James Flyzik has been officially appointed as the Treasury Department's deputy assistant secretary for information systems making him the chief information officer for the department. The appointment had been expected for several months.
Flyzik now plans to proceed with a reorganization of Treasury's information resources management operations. Treasury officials including Flyzik have described the restructuring as a way to align IRM functions more closely with end-user needs.
Commerce: Japan dumped super CPUs
The Commerce Department ruled last week that Japanese companies NEC Corp. and Fujitsu Ltd. illegally sold vector supercomputers in the United States for as much as 454 percent less than fair market value confirming a preliminary finding earlier this year.
The International Trade Commission must confirm the ruling within 45 days for the U.S. government to collect tariffs that would have to be paid if these systems were sold at fair-market prices. Cray Research Inc. a subsidiary of Silicon Graphics Inc. filed the complaint more than a year ago.
NSA NIST promote security products
The National Security Agency and the National Institute of Standards and Technology last week announced a partnership to encourage the establishment of private-sector security product testing laboratories. NSA this year chose to abandon the security-testing business in favor of fostering the development of accredited private-sector laboratories [FCW July 21].
The partnership called the National Information Assurance Partnership will promote demand for investment in security-enhanced products according to officials from the two agencies.
Unisys nabs IT portion of Energy pact
Unisys Corp. announced last week that its Federal Systems Division was awarded a $19 million subcontract from Babcock & Wilcox Co. the prime contractor for the Energy Department's remediation and site transition project at its Mound site in Miamisburg Ohio.
Unisys will provide business systems integration telecommunications operation and maintenance stakeholder communications and applications development and migration on the five-year performance-based contract which has an estimated total value of $425 million. As a nuclear research development and production plant the Mound site will be transitioned to a technical and light-industry center that is compliant with environmental standards.
AFCEA launches civilian chapter
The Armed Forces Communications and Electronics Association launched its first civilian chapter last week at the National Institutes of Health. Robert Guerra a consultant who is president of the new Bethesda Md. NIH AFCEA chapter said the group aims to attract vendors and agency officials involved with civilian information technology applications particularly those located in Maryland.

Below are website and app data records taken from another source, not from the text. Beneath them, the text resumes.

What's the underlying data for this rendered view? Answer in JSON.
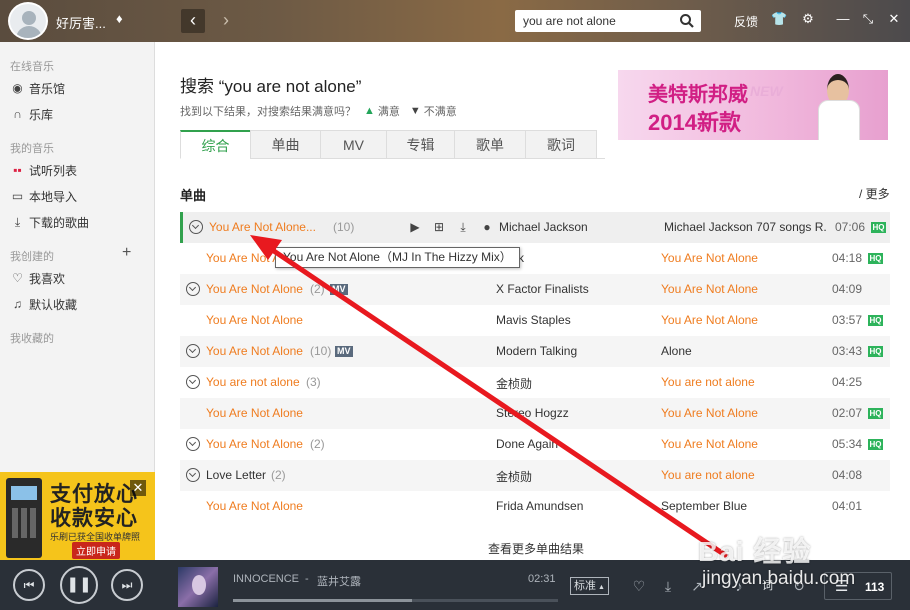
{
  "topbar": {
    "username": "好厉害...",
    "search_value": "you are not alone",
    "feedback": "反馈"
  },
  "sidebar": {
    "sections": {
      "online": "在线音乐",
      "mine": "我的音乐",
      "created": "我创建的",
      "collected": "我收藏的"
    },
    "items": {
      "music_hall": "音乐馆",
      "library": "乐库",
      "trial_list": "试听列表",
      "local_import": "本地导入",
      "downloaded": "下载的歌曲",
      "favorites": "我喜欢",
      "default_collection": "默认收藏"
    },
    "ad": {
      "line1": "支付放心",
      "line2": "收款安心",
      "line3": "乐刷已获全国收单牌照",
      "button": "立即申请"
    }
  },
  "main": {
    "title": "搜索 “you are not alone”",
    "subtitle": "找到以下结果，对搜索结果满意吗？",
    "satisfied": "满意",
    "unsatisfied": "不满意",
    "banner": {
      "line1": "美特斯邦威",
      "line2": "2014新款",
      "new": "NEW"
    },
    "tabs": [
      "综合",
      "单曲",
      "MV",
      "专辑",
      "歌单",
      "歌词"
    ],
    "section_title": "单曲",
    "more": "/ 更多",
    "songs": [
      {
        "title": "You Are Not Alone...",
        "count": "(10)",
        "mv": "",
        "artist": "Michael Jackson",
        "album": "Michael Jackson 707 songs R.",
        "duration": "07:06",
        "hq": "HQ"
      },
      {
        "title": "You Are Not Alone",
        "count": "",
        "mv": "",
        "artist": "Majik",
        "album": "You Are Not Alone",
        "duration": "04:18",
        "hq": "HQ"
      },
      {
        "title": "You Are Not Alone",
        "count": "(2)",
        "mv": "MV",
        "artist": "X Factor Finalists",
        "album": "You Are Not Alone",
        "duration": "04:09",
        "hq": ""
      },
      {
        "title": "You Are Not Alone",
        "count": "",
        "mv": "",
        "artist": "Mavis Staples",
        "album": "You Are Not Alone",
        "duration": "03:57",
        "hq": "HQ"
      },
      {
        "title": "You Are Not Alone",
        "count": "(10)",
        "mv": "MV",
        "artist": "Modern Talking",
        "album": "Alone",
        "duration": "03:43",
        "hq": "HQ"
      },
      {
        "title": "You are not alone",
        "count": "(3)",
        "mv": "",
        "artist": "金桢勋",
        "album": "You are not alone",
        "duration": "04:25",
        "hq": ""
      },
      {
        "title": "You Are Not Alone",
        "count": "",
        "mv": "",
        "artist": "Stereo Hogzz",
        "album": "You Are Not Alone",
        "duration": "02:07",
        "hq": "HQ"
      },
      {
        "title": "You Are Not Alone",
        "count": "(2)",
        "mv": "",
        "artist": "Done Again",
        "album": "You Are Not Alone",
        "duration": "05:34",
        "hq": "HQ"
      },
      {
        "title": "Love Letter",
        "count": "(2)",
        "mv": "",
        "artist": "金桢勋",
        "album": "You are not alone",
        "duration": "04:08",
        "hq": ""
      },
      {
        "title": "You Are Not Alone",
        "count": "",
        "mv": "",
        "artist": "Frida Amundsen",
        "album": "September Blue",
        "duration": "04:01",
        "hq": ""
      }
    ],
    "tooltip": "You Are Not Alone（MJ In The Hizzy Mix）",
    "see_more": "查看更多单曲结果"
  },
  "player": {
    "song": "INNOCENCE",
    "separator": "-",
    "artist": "蓝井艾露",
    "time": "02:31",
    "progress": 0.55,
    "quality": "标准",
    "lyric": "词",
    "playlist_count": "113"
  },
  "watermark": {
    "logo": "Bai  经验",
    "url": "jingyan.baidu.com"
  },
  "colors": {
    "accent_green": "#31a14d",
    "song_orange": "#ef7c1f",
    "arrow_red": "#e8191f",
    "player_bg": "#2a3038"
  }
}
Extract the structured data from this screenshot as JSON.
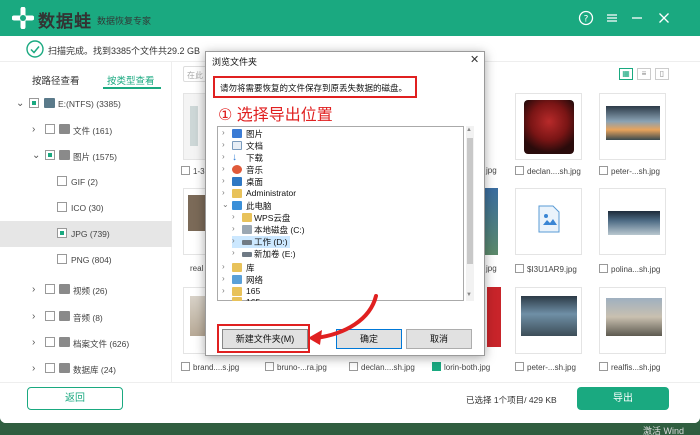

Leamon Lee associate director for administration with NIH and the chapter's chairman said companies that have "never tapped this market before" are finding new opportunities in the wake of Defense downsizing. AFCEA officials said the organization whose members have traditionally included Defense contractors and Defense Department employees is trying to broaden its reach.